A celebration of Earth Day and demand of green space in Little Village


Cary Robbins

Red tulips are planted in a plot in the community garden facing the houses that helped create Semillas de Justicia.

Little Village residents gathered at the community garden Semillas de Justicia to celebrate their annual Earth Day event with music, food, painting and plenty of laughter. 

The event was held by the Little Village Environmental Justice Organization (LVEJO) in light of Earth Day, providing residents with an opportunity to beautify their neighborhood by cleaning up, planting in their garden beds, coloring and helping paint a mural that helps tell LVEJO’s history. 

Manu Gámez, who recently moved to the neighborhood, said he has wanted to learn how to grow his own food for years and never thought that when he left the event, he would leave behind a garden bed for him to continue to nurture. 

“I just want to make it more a part of my life … reciprocity, like tending to the Earth and then taking whatever it’s willing to give to me,” Gámez said.

Sergio Ruiz, one of the organizers of the event, said the event not only marks the first day of the season for the garden, but also is a way to remember how the community garden began. 

“We always tend to take this day just to commemorate the actions that are going on around us since this neighborhood is surrounded by industrial areas,” Ruiz said. “So there’s a lot of air contamination. It’s just a fight that the community has always known, and it’s still going through.”

Jiaqi Li, a community member begins to plant in her flower bed for the new season.
(Cary Robbins)

In 2012, neighbors across the street from the site went to LVEJO, complaining about a stench that they later found was emanating from an industrial site that had been used to deposit oil barrels. According to their website, LVEJO and the community fought with the city, and in 2014 they were finally able to transform the lot into a community garden.

When it first was created, 20 to 30 families tended the land and had their own flower beds to grow plants, but now they have expanded the space to include flower beds for 60 to 70 families.

According to LVEJO’s website, Little Village “has the least amount of green space per capita in the city of Chicago.” There was an explosion that happened in April 2020 by Hilco Development Partners at the site of the old Crawford Coal plant left the neighborhood in a cloud of dust and caused an uproar among community residents. 
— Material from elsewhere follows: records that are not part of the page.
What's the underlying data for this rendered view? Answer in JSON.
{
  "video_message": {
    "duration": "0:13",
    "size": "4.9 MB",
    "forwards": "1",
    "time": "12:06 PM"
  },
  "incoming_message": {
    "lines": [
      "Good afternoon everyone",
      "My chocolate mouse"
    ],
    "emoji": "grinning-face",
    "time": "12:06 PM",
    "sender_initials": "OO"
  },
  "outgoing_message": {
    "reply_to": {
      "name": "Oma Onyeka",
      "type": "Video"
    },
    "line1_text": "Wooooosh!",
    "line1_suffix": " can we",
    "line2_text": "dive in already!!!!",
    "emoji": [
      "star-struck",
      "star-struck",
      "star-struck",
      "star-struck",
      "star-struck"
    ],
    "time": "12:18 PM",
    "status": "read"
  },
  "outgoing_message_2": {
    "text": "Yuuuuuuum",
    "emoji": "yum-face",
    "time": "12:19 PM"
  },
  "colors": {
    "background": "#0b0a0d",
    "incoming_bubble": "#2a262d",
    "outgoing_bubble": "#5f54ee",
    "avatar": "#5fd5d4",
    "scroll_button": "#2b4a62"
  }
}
Leslie Cortez is a youth organizer with LVEJO and has been organizing with others to fight for answers after the demolition. They went to Philadelphia to talk with other people who have experienced toxic waste from projects by Hilco Development Partners in certain neighborhoods. The city knew about the demolition, and she asked that the city listen to the needs of the community.

“Making sure that community members get to decide, you know, whether or not we want big businesses or if we want local vending,” Cortez said. “It’s that right to self-determine.”
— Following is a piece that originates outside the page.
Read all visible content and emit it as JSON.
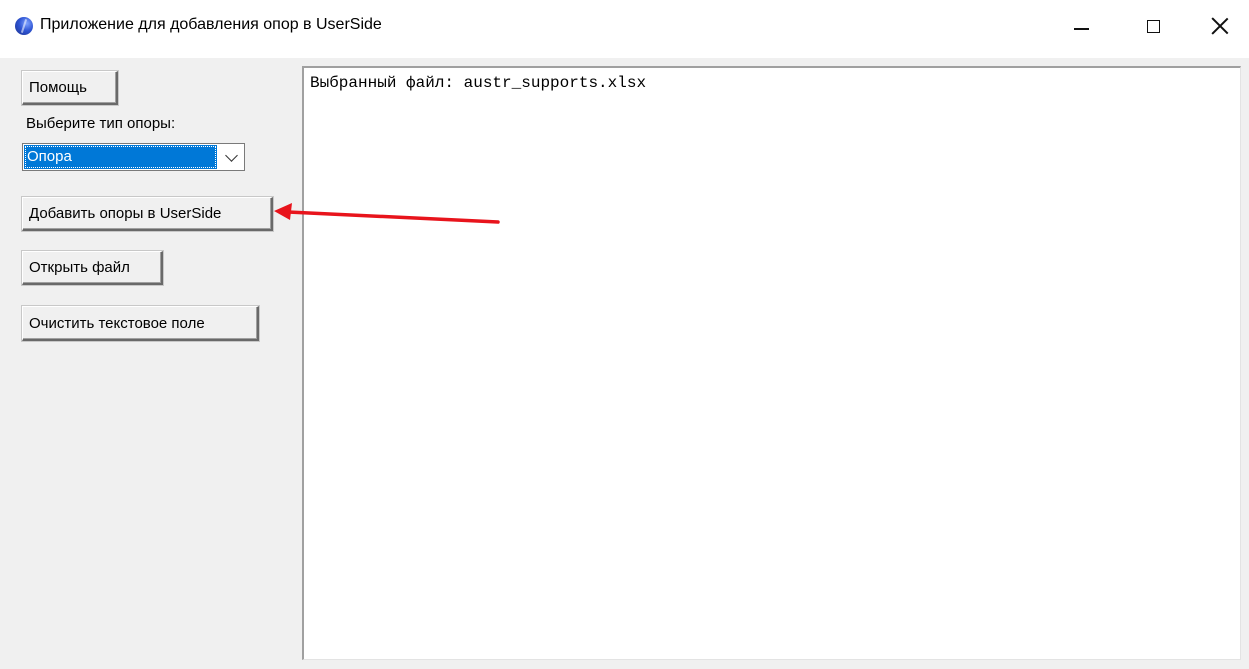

Jac Vázquez, a park organizer for LVEJO, helped clean up trash thrown around the garden, and she said she enjoyed the conversations that she had with other volunteers as they discussed why people may think it is acceptable to litter.

“It could be ignorance, or it could also just be the assumption that the city will clean it and that’s not the case,” Vázquez said.
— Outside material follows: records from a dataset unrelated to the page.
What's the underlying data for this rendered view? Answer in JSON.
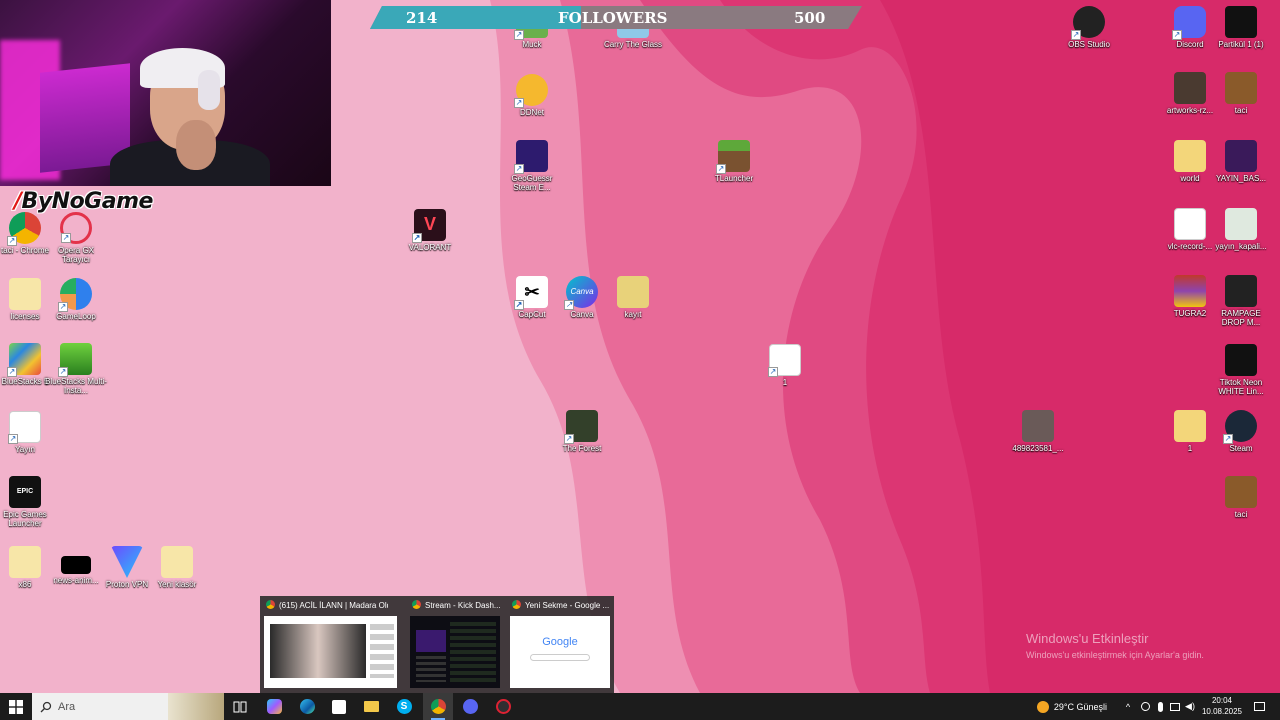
{
  "followers": {
    "current": "214",
    "label": "FOLLOWERS",
    "goal": "500",
    "progress_fraction": 0.428
  },
  "channel_logo": "ByNoGame",
  "desktop_icons": {
    "col1": [
      "taci - Chrome",
      "licenses",
      "BlueStacks 5",
      "Yayın",
      "Epic Games Launcher",
      "x86"
    ],
    "col2": [
      "Opera GX Tarayıcı",
      "GameLoop",
      "BlueStacks Multi-Insta...",
      "news-anim...",
      "Proton VPN"
    ],
    "col3": [
      "VALORANT"
    ],
    "col4": [
      "Yeni klasör"
    ],
    "mid": [
      "Muck",
      "Carry The Glass",
      "DDNet",
      "GeoGuessr Steam E...",
      "TLauncher",
      "CapCut",
      "Canva",
      "kayıt",
      "The Forest",
      "1"
    ],
    "right": [
      "OBS Studio",
      "Discord",
      "Partikül 1 (1)",
      "artworks-rz...",
      "taci",
      "world",
      "YAYIN_BAS...",
      "vlc-record-...",
      "yayın_kapali...",
      "TUGRA2",
      "RAMPAGE DROP M...",
      "Tiktok Neon WHITE Lin...",
      "489823581_...",
      "1",
      "Steam",
      "taci"
    ]
  },
  "previews": [
    {
      "title": "(615) ACİL İLANN | Madara Old..."
    },
    {
      "title": "Stream - Kick Dash..."
    },
    {
      "title": "Yeni Sekme - Google ..."
    }
  ],
  "preview_google_text": "Google",
  "watermark": {
    "line1": "Windows'u Etkinleştir",
    "line2": "Windows'u etkinleştirmek için Ayarlar'a gidin."
  },
  "taskbar": {
    "search_placeholder": "Ara",
    "weather": "29°C Güneşli",
    "time": "20:04",
    "date": "10.08.2025"
  }
}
At a previous Earth Day Event, Vázquez remembers cleaning up around the garden when a city sanitation truck stopped to ask her and the other volunteers what they were doing. When she told him they were cleaning up for Earth Day, he drove right by.

“Proof right there that the city isn’t doing all they could,” Vázquez said.

However, the community is making sure to grow and invest in their own neighborhood. Her sister, Jocelyn Vázquez, who is also an organizer with LVEJO, is excited to have her own garden bed this year, where she will be able to plant herbs, tomatoes, jalapenos and more with her mom. 

She said that Earth Day is a way for the community to take time away from work and heal themselves by growing with the land.

“For Earth Day, it’s a time to just spend time connecting to the land, growing our own food, touching the wet soil, knowing that the food that we’re gonna grow is for good use,” she said.